The cemetery is located between Ledson Winery and St. Francis Winery, behind the Sonoma County Juvenile Justice Center.
From 101, take Highway 12 east through Kenwood. Take a left on Pythian Rd. Keep left when the street splits, it becomes Los Guilicos Rd. Right on Eliza. It looks like you are turning into the Juvenile Justice Center parking lot. Follow Eliza around the County Works building, 320 Eliza, through the solar panels onto the dirt road. At the end of the road is a gate which may or may not be locked. The cemetery is on the left surrounded by a low wire fence.
The gate is under the jurisdiction of Sonoma County General Services department. The cemetery itself is owned by the Ledson Winery, which you passed on the way in. If you ask nicely someone at 320 Eliza may be able to let you through the gate, but you may also need permission from the owner of the winery to visit the cemetery.
The land was part of the Los Guillicos Land Grant that Vallejo gave to John Wilson. It was bought by William Hood and in 1858 and a large brick home was built, now known as the Hood House, a historic California Landmark (#692) which was the center of the first California winery to export wine to Europe. The building was made with bricks fired on site by Native Americans.
In 1905, the site was bought by Senator Thomas Kearns of Utah, as a summer home. It was visited by several U.S. Presidents.
It was bought by the Knights of Pythias in 1924 and was used as a retirement home for it's members. All of the red brick buildings on the site were built during the Pythian's ownership of the property. During this time, the area was a fully functioning farm. This is when the Pythian Home Cemetery was in use. It appears that the people in the cemetery were members of the Pythian Knights, but that is not confirmed.
The Pythians sold it to the State in 1942, which used the site for a "girls' school," a correctional facility for girls. The land has been sub divided many times over the years. The Hood House and brick Pythian buildings are County owned, and when the Hood House is finished being restored, it is to be open to the public. The Cemetery is a small 2.6 acre plot privately owned, surrounded by county owned land.
The cemetery is in a state of horrid disrepair. The 2.6 acre plot is zoned for cemetery use, but the area that is fenced in is much smaller than 2.6 acres. Just enough for 9 plots wide and 11 plots long. At one point, the cemetery was blacktopped over, but large sinkholes are over each plot. The cemetery is surrounded by trees, and most of the cemetery is buried under a thick layer of dead leaves. Thorny berry bushes grow from cracks in the blacktop.

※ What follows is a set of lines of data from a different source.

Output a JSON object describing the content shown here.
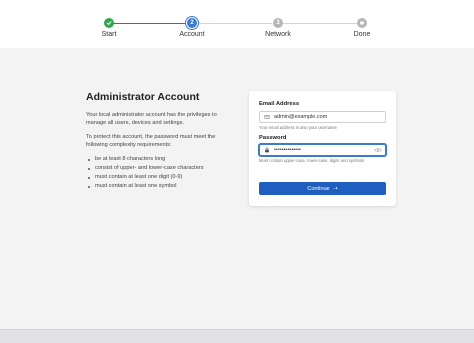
{
  "stepper": {
    "steps": [
      {
        "label": "Start",
        "state": "complete",
        "number": ""
      },
      {
        "label": "Account",
        "state": "current",
        "number": "2"
      },
      {
        "label": "Network",
        "state": "pending",
        "number": "3"
      },
      {
        "label": "Done",
        "state": "final",
        "number": ""
      }
    ]
  },
  "intro": {
    "title": "Administrator Account",
    "paragraph1": "Your local administrator account has the privileges to manage all users, devices and settings.",
    "paragraph2": "To protect this account, the password must meet the following complexity requirements:",
    "requirements": [
      "be at least 8 characters long",
      "consist of upper- and lower-case characters",
      "must contain at least one digit (0-9)",
      "must contain at least one symbol"
    ]
  },
  "form": {
    "email_label": "Email Address",
    "email_value": "admin@example.com",
    "email_help": "Your email address is also your username",
    "password_label": "Password",
    "password_value": "••••••••••••••",
    "password_help": "Must contain upper-case, lower-case, digits and symbols",
    "continue_label": "Continue"
  },
  "colors": {
    "accent": "#1f5fbf",
    "complete": "#2fa84f",
    "pending": "#b5b5ba"
  }
}
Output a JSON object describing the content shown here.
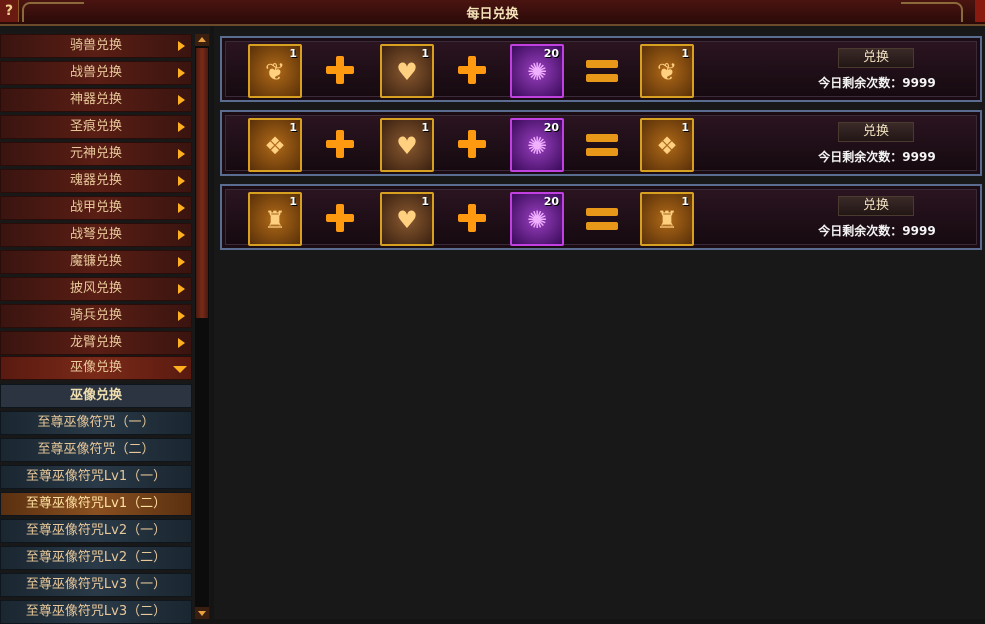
{
  "window": {
    "title": "每日兑换",
    "help": "?"
  },
  "sidebar": {
    "categories": [
      {
        "label": "骑兽兑换"
      },
      {
        "label": "战兽兑换"
      },
      {
        "label": "神器兑换"
      },
      {
        "label": "圣痕兑换"
      },
      {
        "label": "元神兑换"
      },
      {
        "label": "魂器兑换"
      },
      {
        "label": "战甲兑换"
      },
      {
        "label": "战弩兑换"
      },
      {
        "label": "魔镰兑换"
      },
      {
        "label": "披风兑换"
      },
      {
        "label": "骑兵兑换"
      },
      {
        "label": "龙臂兑换"
      },
      {
        "label": "巫像兑换"
      }
    ],
    "active_category": "巫像兑换",
    "subitems": [
      {
        "label": "巫像兑换"
      },
      {
        "label": "至尊巫像符咒（一）"
      },
      {
        "label": "至尊巫像符咒（二）"
      },
      {
        "label": "至尊巫像符咒Lv1（一）"
      },
      {
        "label": "至尊巫像符咒Lv1（二）"
      },
      {
        "label": "至尊巫像符咒Lv2（一）"
      },
      {
        "label": "至尊巫像符咒Lv2（二）"
      },
      {
        "label": "至尊巫像符咒Lv3（一）"
      },
      {
        "label": "至尊巫像符咒Lv3（二）"
      }
    ],
    "selected_subitem": "至尊巫像符咒Lv1（二）"
  },
  "exchanges": [
    {
      "inputs": [
        {
          "count": "1",
          "icon": "heart-charm-icon"
        },
        {
          "count": "1",
          "icon": "heart-card-icon"
        },
        {
          "count": "20",
          "icon": "purple-rune-icon"
        }
      ],
      "output": {
        "count": "1",
        "icon": "heart-charm-icon"
      },
      "button": "兑换",
      "remaining": "今日剩余次数：9999"
    },
    {
      "inputs": [
        {
          "count": "1",
          "icon": "crystal-charm-icon"
        },
        {
          "count": "1",
          "icon": "heart-card-icon"
        },
        {
          "count": "20",
          "icon": "purple-rune-icon"
        }
      ],
      "output": {
        "count": "1",
        "icon": "crystal-charm-icon"
      },
      "button": "兑换",
      "remaining": "今日剩余次数：9999"
    },
    {
      "inputs": [
        {
          "count": "1",
          "icon": "totem-charm-icon"
        },
        {
          "count": "1",
          "icon": "heart-card-icon"
        },
        {
          "count": "20",
          "icon": "purple-rune-icon"
        }
      ],
      "output": {
        "count": "1",
        "icon": "totem-charm-icon"
      },
      "button": "兑换",
      "remaining": "今日剩余次数：9999"
    }
  ],
  "colors": {
    "accent": "#ff9a10",
    "rare_border": "#d8a020",
    "epic_border": "#c040e0",
    "row_border": "#5a6c90"
  }
}
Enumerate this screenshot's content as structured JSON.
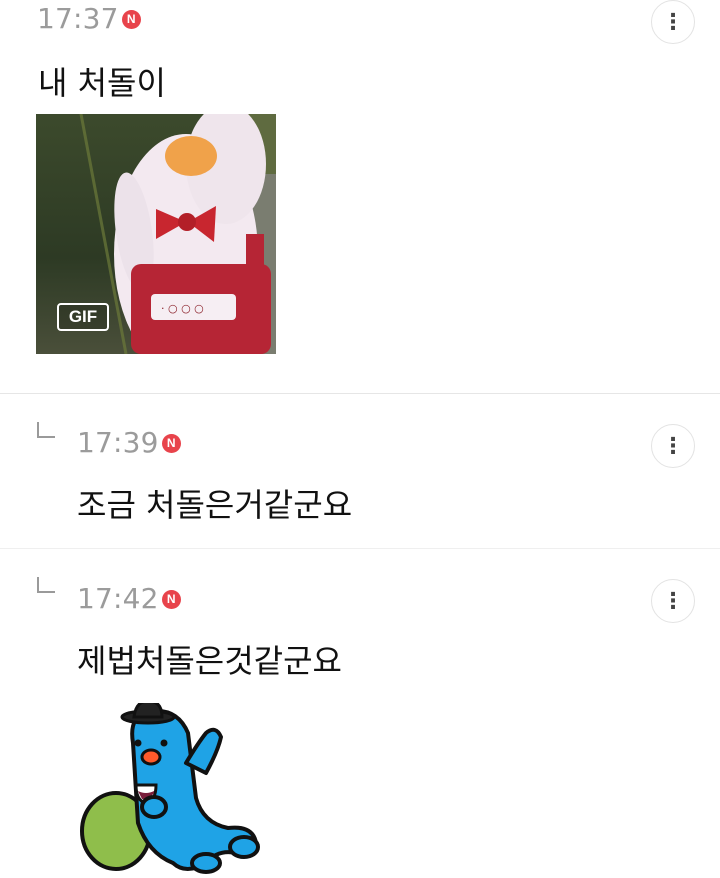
{
  "comments": [
    {
      "time": "17:37",
      "badge": "N",
      "text": "내 처돌이",
      "media": {
        "type": "gif",
        "label": "GIF"
      }
    },
    {
      "time": "17:39",
      "badge": "N",
      "text": "조금 처돌은거같군요"
    },
    {
      "time": "17:42",
      "badge": "N",
      "text": "제법처돌은것같군요",
      "media": {
        "type": "sticker"
      }
    }
  ],
  "icons": {
    "more": "more-vertical-icon",
    "reply": "reply-arrow-icon",
    "new_badge": "new-badge-icon"
  },
  "colors": {
    "time": "#9b9b9b",
    "badge": "#e8434b",
    "divider": "#e6e6e6",
    "sticker_blue": "#1fa3e6"
  }
}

There are three types of grave markers. There are a total of three large marble headstones located outside of the fence line. Of the rest, there are about 20 small bronze markers, smaller then license plates with names and dates. The rest of the markers are wood, names but no dates, even smaller than the bronze markers, and the writing is almost totally gone. The bronze and wood markers are in no way secured to their spots. There is a small map posted, and as I tried photographing the site, I found that many of the markers are not in the correct places! Even the large granite may not be in the correct places. The map shows Reed Ingraham on the west side of the cemetery in plot 54, but I found his headstone outside of the fence on the east side.
Every headstone in this cemetery is photographed. If a memorial has no photograph, there is no gave marker to photograph. I wanted to photograph every one, but without clearing the cemetery of leaves and berry vines, and laying out the grave markers anew, there is no way to accomplish this goal. The county is in negotiations to purchase the land, and it may again be open to the public.
Pythian Cemetery is a private location difficult to get to and identify as such.
it is marked by a low fence and becoming overgrown and most of the small wood markers are fast losing all (paint) info.
Some brass plaques present, many unmarked but for the overall plot location nailed on a tree